For instance, you might ask consumers, “Would you buy a weight loss program that is designed to work out your abs in seven minutes a day?” However, what you really should be asking is “What is a key decision factor for you in buying a workout program that focuses on abs?” By asking the question this way, you’ll get answers you can digest and use to improve your product and the way it’s received. You’ll also open the door for valuable insights about opportunities you haven’t yet considered.
Outside Perspective is Key
Testing your product on friends and family is common and useful. But with tech products, I also recommend asking a developer or tech-savvy person who did not code the site to test it for common issues. A different set of eyes and a different frame of mind can do a lot of good. A developer is usually immersed in code for months before a project is released; he can’t possibly see all of the issues when involved with it for so long. Sometimes, the obvious is what needs adjustment.
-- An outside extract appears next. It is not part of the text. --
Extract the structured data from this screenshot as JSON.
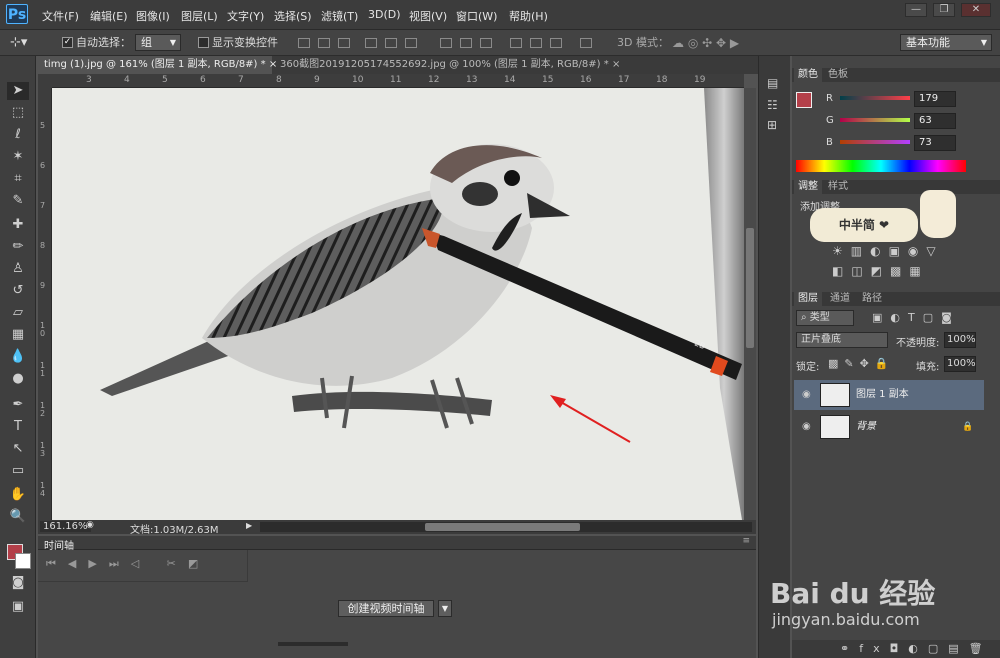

Strike Early and Fast
If you get to market quickly — even if your product is not perfect — you can gain valuable early market traction. In addition to having a first-mover advantage, an early release will help you avoid overbuilding the concept in a “vacuum.” The temptation for entrepreneurs is to try to get every little feature perfect when the reality is that the market hasn’t validated any portion of the concept.
The truth is that major features (not minor improvements) drive change. Consider the following: If you could buy a solar-powered car that you never had to charge or fuel for as long as you owned it and it only cost $10,000, how much would you care that the car came without a spare tire? Would that break your buying decision?
Think of your product the same way. By not including a feature, will you kill your business model? Or will the customer still buy, sign up, or engage with your product? Get the major benefit of your invention to customers now, and work out the details as you go.
Leave the Final Touches to the Market
By allowing the market to help you finish your product, you’ll stitch up the final pieces in a way that addresses key consumer pain points. Not all of the ideas will be perfect. However, invaluable trends will emerge in the feedback you receive, and it’s vital that you’re open to them.
There’s a play on an old saying by successful entrepreneurs: “If it’s perfect, you missed the market.” The sentiment couldn’t be truer. Iteration, quick releases, and adaptation to the market are the key drivers to growth and stability. Testing is important, but you can expect failure from time to time. Just be prepared to capitalize on it.
Ruckus president Alex Friedman contributed this article for Techli. The original article can be found here.